Cori disease, also known as glycogen storage disorder type III, is a rare inherited ailment that prevents the body from converting glycogen to glucose. This results in glycogen buildup in the liver and muscles, resulting in symptoms such as muscular weakness, enlarged liver, and low blood sugar levels.
Lactic acidosis is a condition in which the body accumulates lactic acid. It can be caused by a variety of factors, including decreased oxygen transport, mitochondrial dysfunction, or Cori cycle irregularities.
It is a condition in which blood sugar levels drop substantially after physical activity. It is thought to be caused by a combination of increased muscle glucose absorption and decreased liver glucose production.
Limitation of Cori cycle
Using the Cori cycle, the human body can convert metabolic by-products into a source of energy for the muscles. However, it cannot continue to do so infinitely.
- Similar to many other natural cycles, the Cori cycle isn’t a completely closed loop.

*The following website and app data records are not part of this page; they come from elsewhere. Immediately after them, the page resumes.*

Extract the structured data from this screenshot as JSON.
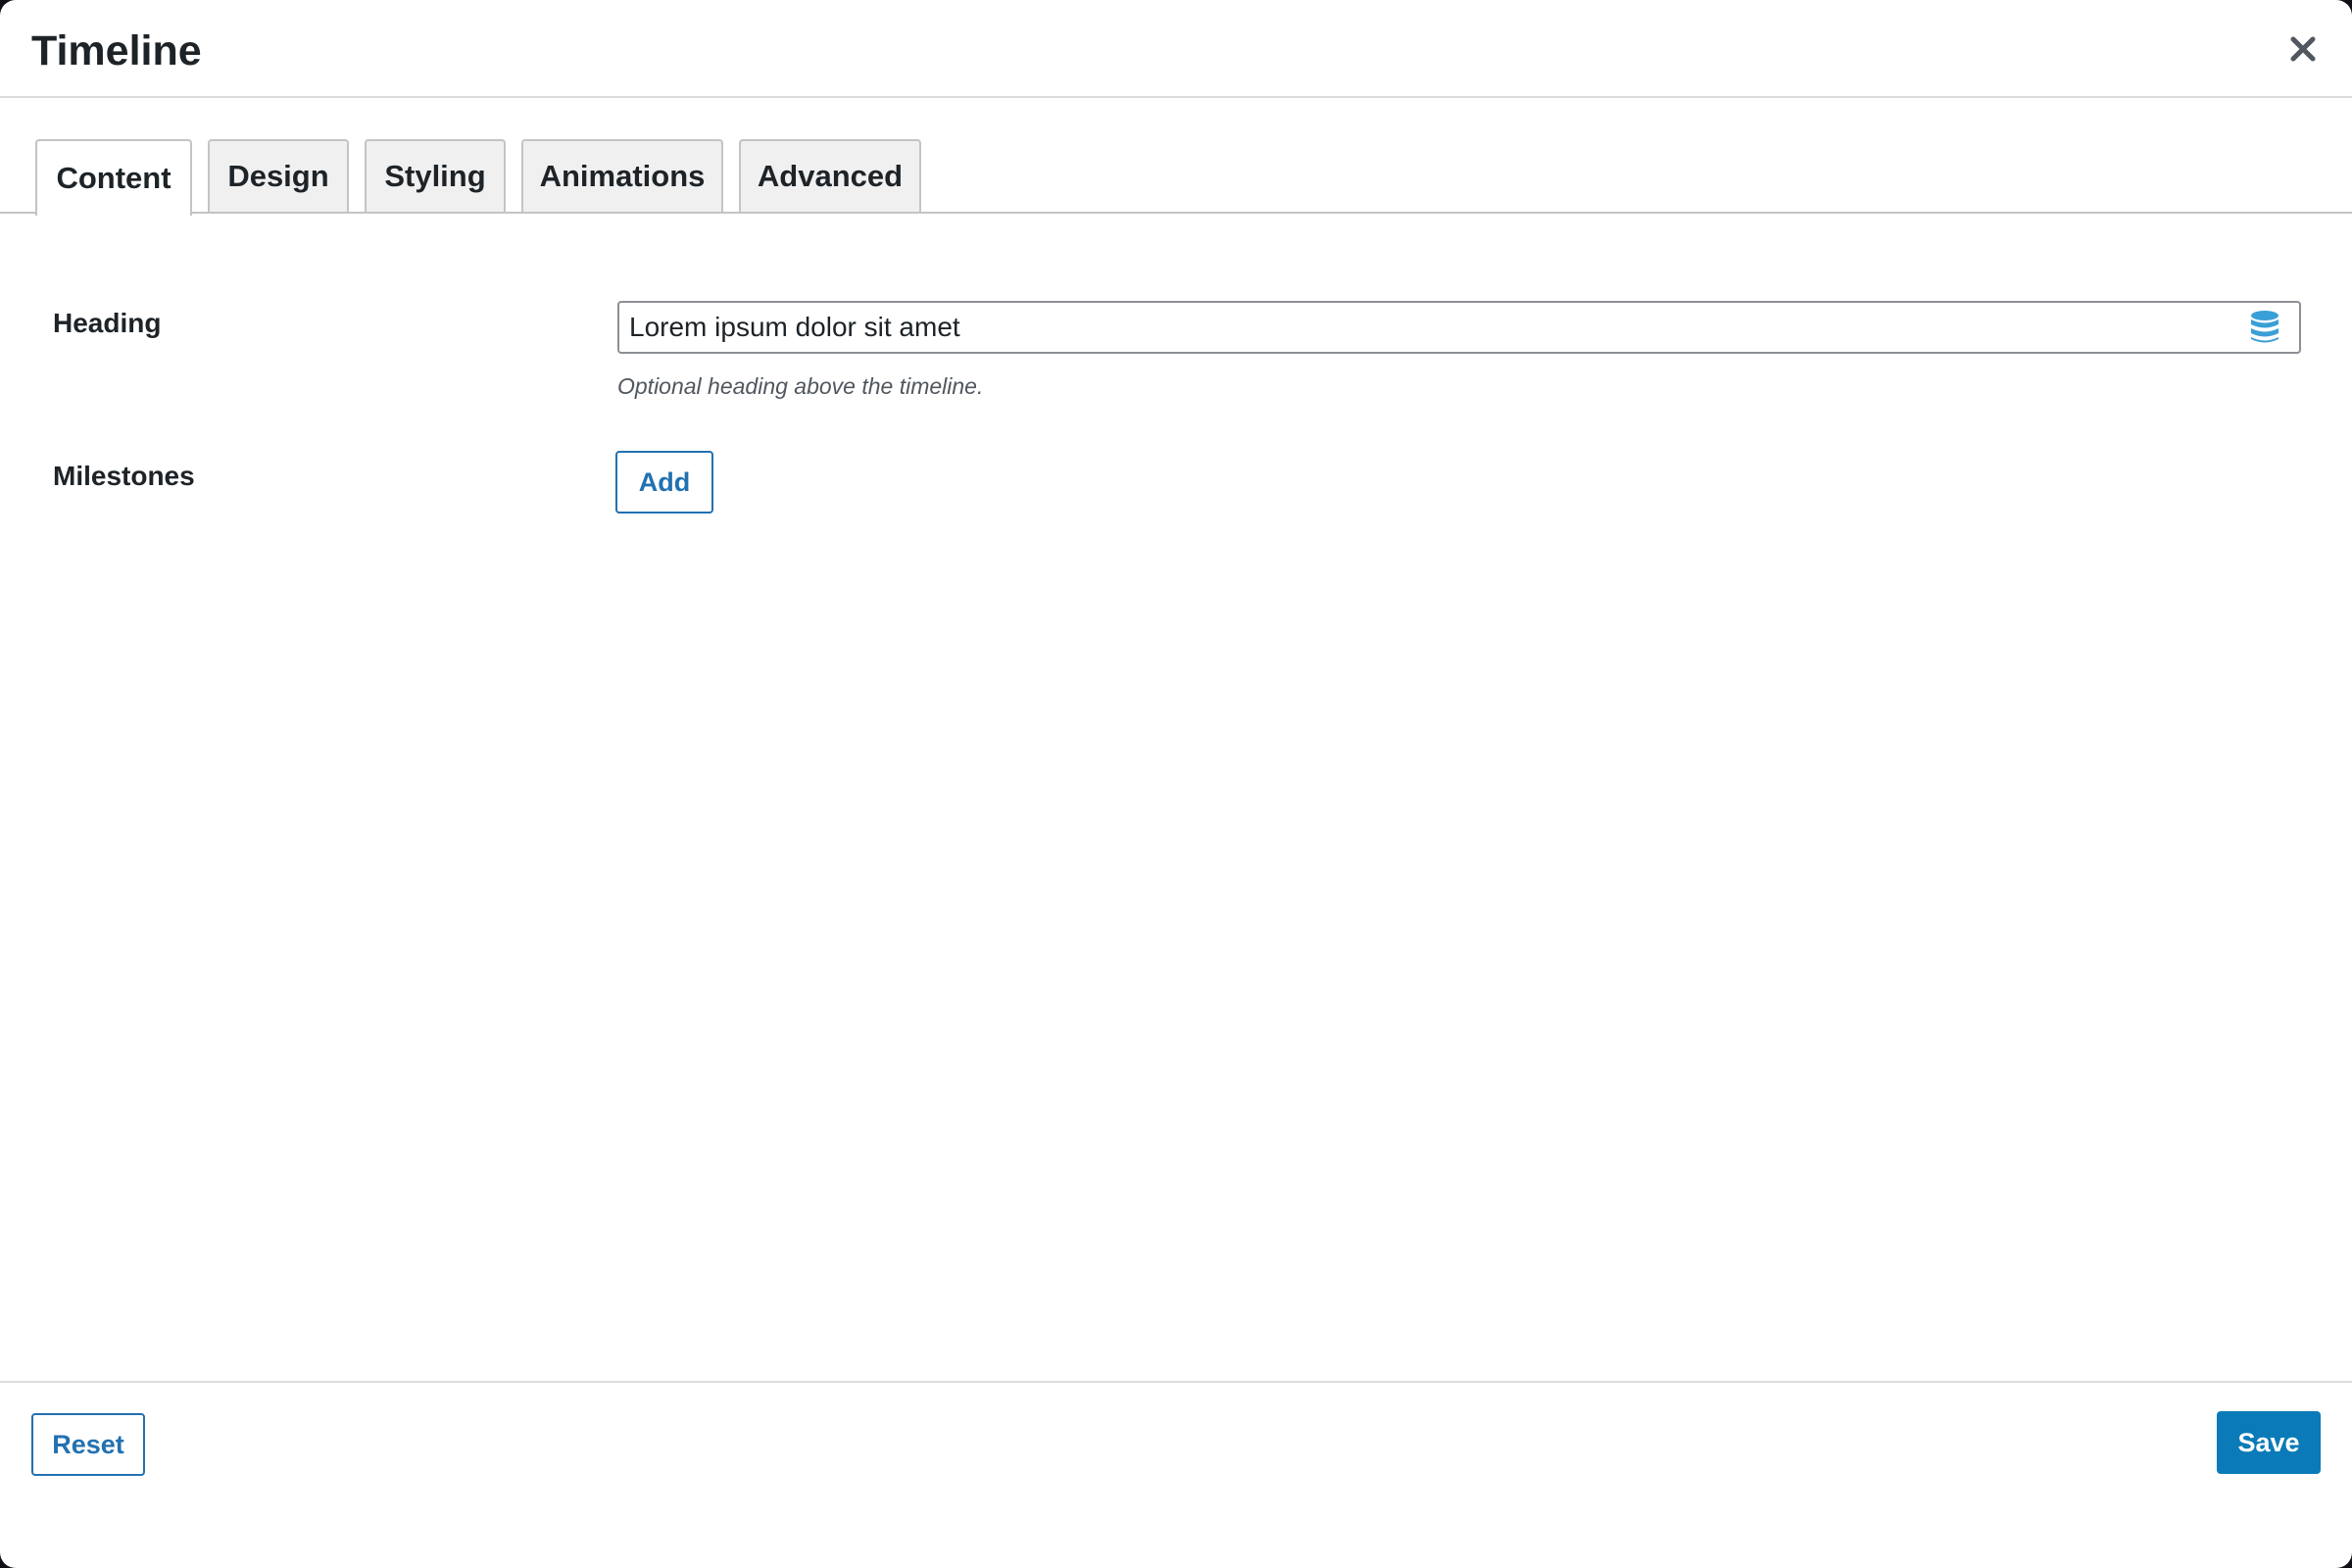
{
  "dialog": {
    "title": "Timeline",
    "close_icon": "close-icon"
  },
  "tabs": [
    {
      "label": "Content",
      "active": true
    },
    {
      "label": "Design",
      "active": false
    },
    {
      "label": "Styling",
      "active": false
    },
    {
      "label": "Animations",
      "active": false
    },
    {
      "label": "Advanced",
      "active": false
    }
  ],
  "fields": {
    "heading": {
      "label": "Heading",
      "value": "Lorem ipsum dolor sit amet",
      "help": "Optional heading above the timeline.",
      "icon": "database-icon"
    },
    "milestones": {
      "label": "Milestones",
      "add_label": "Add"
    }
  },
  "footer": {
    "reset_label": "Reset",
    "save_label": "Save"
  },
  "colors": {
    "accent": "#2271b1",
    "primary_button": "#0a7ab8",
    "database_icon": "#3a9fd6"
  }
}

In the muscles, glycolysis results in the production of two units of ATP. However, the liver uses up six units of ATP to carry out the process of gluconeogenesis. The Cori cycle also requires the initial introduction of oxygen, without which it cannot begin. As such, eventually, the muscles are bound to require a new supply of glucose as well as oxygen.
- If physical activity is excessively intense, the energy required by the muscles will surpass the capacity of the Cori cycle to replenish glucose from lactate. This will result in lactic acidosis, which is the accumulation of excess lactic acid in the system. Lactic acidosis lowers the pH of the blood, which can cause tissue damage. It also causes symptoms related to panic, such as hyperventilation, abdominal cramps, vomiting, and so on, all of which are the body’s natural defense systems aimed to slow down intense activity and prevent permanent harm.
- Ferrier D. R. & Harvey R. A. (2014). Lippincott’s illustrated reviews: biochemistry (6th ed.). Wolters Kluwer Health : Lippincott Williams & Wilkins.